In Britain, Education Secretary Ruth Kelly has told schools to go back to teaching phonics “amid growing concern that one in five 11-year-olds is unable to read or write properly.” Kelly was influenced by a study in Scotland that found students taught phonics ended up “3½ years ahead of their normal reading age.”
Update: The Telegraph blames centralized control for the disastrous literacy policy.
The National Literacy Strategy, the Government’s response to mass illiteracy launched in 1998, adopted the whole-word method and imposed it on every school in the land.
David Blunkett, the Education Secretary who introduced the Literacy Strategy, promised to resign in 2002 unless 80 per cent met the expected standard of English on leaving primary school. The target has never been met, but Mr Blunkett long ago moved on to higher things.

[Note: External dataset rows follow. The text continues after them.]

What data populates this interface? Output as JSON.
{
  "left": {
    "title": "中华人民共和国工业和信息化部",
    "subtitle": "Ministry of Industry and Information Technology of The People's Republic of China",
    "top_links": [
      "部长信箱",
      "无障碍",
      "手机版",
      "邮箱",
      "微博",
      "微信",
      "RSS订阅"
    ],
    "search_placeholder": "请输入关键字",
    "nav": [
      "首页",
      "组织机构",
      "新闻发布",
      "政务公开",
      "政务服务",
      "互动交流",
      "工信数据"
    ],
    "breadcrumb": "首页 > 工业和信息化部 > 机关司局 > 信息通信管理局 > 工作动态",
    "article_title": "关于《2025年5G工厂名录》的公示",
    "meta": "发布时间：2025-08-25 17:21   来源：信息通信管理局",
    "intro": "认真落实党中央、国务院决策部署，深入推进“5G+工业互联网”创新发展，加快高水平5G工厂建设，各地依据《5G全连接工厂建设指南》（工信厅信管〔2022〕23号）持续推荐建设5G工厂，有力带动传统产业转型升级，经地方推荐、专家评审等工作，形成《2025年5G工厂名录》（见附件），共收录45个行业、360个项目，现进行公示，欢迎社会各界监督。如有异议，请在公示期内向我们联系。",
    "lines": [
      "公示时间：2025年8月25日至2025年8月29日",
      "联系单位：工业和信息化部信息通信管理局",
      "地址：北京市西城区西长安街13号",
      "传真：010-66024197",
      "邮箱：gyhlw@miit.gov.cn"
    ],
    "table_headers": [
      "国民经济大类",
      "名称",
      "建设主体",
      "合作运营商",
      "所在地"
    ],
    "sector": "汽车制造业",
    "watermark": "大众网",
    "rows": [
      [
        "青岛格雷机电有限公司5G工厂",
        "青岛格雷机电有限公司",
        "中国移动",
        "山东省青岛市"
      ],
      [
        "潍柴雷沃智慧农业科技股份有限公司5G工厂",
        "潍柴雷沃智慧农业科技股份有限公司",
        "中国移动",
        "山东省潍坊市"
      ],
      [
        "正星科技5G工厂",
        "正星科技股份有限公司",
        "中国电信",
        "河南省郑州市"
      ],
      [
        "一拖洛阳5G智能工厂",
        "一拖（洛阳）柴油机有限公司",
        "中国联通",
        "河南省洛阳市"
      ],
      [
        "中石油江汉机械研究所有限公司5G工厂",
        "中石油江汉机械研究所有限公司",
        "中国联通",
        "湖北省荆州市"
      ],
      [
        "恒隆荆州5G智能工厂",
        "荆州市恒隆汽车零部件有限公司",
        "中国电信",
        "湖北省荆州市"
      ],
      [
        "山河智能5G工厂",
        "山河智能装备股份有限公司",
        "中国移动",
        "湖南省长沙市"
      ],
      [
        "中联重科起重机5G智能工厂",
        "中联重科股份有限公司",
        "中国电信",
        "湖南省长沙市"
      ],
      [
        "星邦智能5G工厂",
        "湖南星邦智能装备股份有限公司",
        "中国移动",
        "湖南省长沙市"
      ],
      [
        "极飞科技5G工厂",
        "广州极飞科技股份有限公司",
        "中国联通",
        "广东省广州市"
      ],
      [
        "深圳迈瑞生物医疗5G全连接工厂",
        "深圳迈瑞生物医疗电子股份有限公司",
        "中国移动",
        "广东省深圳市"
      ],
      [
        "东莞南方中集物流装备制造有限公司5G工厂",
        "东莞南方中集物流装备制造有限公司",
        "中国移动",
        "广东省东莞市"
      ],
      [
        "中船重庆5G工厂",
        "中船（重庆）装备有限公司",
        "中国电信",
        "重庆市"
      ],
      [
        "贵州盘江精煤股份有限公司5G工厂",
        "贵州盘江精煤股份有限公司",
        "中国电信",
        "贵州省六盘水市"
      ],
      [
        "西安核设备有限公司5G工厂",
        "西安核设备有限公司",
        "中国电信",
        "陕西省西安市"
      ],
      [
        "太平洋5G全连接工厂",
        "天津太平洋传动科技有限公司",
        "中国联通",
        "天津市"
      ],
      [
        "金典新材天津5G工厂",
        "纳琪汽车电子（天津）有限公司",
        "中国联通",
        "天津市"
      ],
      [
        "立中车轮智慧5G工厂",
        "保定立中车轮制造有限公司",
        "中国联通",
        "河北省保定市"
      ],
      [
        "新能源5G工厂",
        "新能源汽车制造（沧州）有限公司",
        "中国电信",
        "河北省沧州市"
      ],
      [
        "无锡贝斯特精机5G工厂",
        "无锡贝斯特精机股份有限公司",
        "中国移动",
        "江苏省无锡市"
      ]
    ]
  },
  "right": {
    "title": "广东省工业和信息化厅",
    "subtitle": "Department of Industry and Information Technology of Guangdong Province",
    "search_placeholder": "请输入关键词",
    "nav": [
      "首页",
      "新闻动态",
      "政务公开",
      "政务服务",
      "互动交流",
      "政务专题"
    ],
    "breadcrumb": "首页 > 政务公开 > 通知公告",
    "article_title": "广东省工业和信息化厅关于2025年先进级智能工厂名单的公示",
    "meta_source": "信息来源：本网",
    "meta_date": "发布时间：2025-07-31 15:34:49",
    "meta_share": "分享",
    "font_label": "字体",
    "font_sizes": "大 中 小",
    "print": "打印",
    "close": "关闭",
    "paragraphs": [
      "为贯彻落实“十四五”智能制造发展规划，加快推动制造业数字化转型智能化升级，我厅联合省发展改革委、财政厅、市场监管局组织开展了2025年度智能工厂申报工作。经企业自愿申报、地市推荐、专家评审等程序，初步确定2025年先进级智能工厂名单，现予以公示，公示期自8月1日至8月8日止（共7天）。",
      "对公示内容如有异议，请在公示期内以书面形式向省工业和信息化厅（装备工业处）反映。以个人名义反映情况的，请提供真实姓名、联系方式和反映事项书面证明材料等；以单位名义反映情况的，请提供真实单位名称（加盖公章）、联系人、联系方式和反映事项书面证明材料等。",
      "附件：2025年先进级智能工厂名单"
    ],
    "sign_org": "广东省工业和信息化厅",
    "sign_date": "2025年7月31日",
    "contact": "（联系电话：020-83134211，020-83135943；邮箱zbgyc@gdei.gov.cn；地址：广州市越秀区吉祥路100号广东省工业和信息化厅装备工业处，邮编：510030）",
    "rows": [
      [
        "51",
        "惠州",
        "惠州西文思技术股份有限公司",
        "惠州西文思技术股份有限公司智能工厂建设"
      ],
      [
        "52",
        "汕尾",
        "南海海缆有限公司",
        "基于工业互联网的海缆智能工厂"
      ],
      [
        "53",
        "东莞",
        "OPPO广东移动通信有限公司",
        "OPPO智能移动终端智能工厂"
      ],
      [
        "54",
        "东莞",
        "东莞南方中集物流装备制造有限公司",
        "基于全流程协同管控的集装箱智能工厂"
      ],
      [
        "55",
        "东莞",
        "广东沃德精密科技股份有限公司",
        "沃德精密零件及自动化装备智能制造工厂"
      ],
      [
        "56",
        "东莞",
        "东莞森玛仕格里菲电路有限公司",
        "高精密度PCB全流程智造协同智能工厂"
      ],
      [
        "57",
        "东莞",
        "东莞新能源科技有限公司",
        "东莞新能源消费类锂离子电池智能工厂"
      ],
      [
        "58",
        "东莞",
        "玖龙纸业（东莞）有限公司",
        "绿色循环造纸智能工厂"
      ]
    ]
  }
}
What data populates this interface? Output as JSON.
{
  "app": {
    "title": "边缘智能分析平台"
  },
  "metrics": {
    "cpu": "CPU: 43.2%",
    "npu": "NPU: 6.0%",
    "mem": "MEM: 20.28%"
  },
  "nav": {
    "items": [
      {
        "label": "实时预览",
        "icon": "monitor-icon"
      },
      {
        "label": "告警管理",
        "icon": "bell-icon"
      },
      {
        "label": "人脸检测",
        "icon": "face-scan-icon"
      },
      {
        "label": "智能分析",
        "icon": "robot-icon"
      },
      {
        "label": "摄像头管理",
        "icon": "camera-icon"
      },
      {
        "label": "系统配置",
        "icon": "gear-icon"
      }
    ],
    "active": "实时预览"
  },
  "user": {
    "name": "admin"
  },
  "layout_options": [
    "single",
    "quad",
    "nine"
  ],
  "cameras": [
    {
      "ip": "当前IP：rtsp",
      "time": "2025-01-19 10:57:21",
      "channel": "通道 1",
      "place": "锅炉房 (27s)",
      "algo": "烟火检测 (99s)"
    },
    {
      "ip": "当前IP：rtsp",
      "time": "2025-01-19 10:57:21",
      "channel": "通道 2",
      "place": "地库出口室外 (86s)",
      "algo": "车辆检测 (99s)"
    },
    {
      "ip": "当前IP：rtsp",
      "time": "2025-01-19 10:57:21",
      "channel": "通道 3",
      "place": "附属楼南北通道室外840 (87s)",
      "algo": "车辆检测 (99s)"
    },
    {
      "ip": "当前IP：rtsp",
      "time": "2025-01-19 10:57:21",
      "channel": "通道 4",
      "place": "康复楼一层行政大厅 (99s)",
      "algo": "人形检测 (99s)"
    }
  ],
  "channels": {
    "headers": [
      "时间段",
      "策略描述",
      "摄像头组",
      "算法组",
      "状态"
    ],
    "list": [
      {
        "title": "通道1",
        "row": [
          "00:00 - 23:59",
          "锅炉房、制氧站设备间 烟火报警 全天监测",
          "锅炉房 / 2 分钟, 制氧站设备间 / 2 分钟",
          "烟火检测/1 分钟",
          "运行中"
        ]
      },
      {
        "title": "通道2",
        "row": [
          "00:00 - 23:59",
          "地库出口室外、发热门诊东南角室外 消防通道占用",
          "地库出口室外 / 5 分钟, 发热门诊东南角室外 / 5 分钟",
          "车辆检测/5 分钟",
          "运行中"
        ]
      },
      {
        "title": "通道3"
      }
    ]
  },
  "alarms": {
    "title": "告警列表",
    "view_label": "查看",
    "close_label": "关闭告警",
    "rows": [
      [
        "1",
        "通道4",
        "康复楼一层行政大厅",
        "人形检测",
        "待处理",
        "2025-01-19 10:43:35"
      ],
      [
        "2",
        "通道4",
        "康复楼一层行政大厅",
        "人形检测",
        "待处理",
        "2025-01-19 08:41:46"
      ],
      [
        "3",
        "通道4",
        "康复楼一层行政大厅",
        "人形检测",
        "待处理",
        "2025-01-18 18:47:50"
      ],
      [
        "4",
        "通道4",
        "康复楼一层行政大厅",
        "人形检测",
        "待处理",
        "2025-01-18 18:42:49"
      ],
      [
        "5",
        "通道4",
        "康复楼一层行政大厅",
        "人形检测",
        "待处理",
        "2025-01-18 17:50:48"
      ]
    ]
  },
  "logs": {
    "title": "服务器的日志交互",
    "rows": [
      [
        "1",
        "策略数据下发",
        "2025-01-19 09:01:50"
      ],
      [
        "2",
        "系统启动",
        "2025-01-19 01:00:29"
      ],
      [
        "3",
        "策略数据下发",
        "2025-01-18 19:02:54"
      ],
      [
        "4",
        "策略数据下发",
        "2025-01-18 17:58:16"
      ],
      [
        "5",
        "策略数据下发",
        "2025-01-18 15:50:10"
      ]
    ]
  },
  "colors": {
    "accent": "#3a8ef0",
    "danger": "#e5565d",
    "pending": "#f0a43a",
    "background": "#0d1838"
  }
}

The Telegraph wonders what other education advances might be developed if local innovation were tolerated.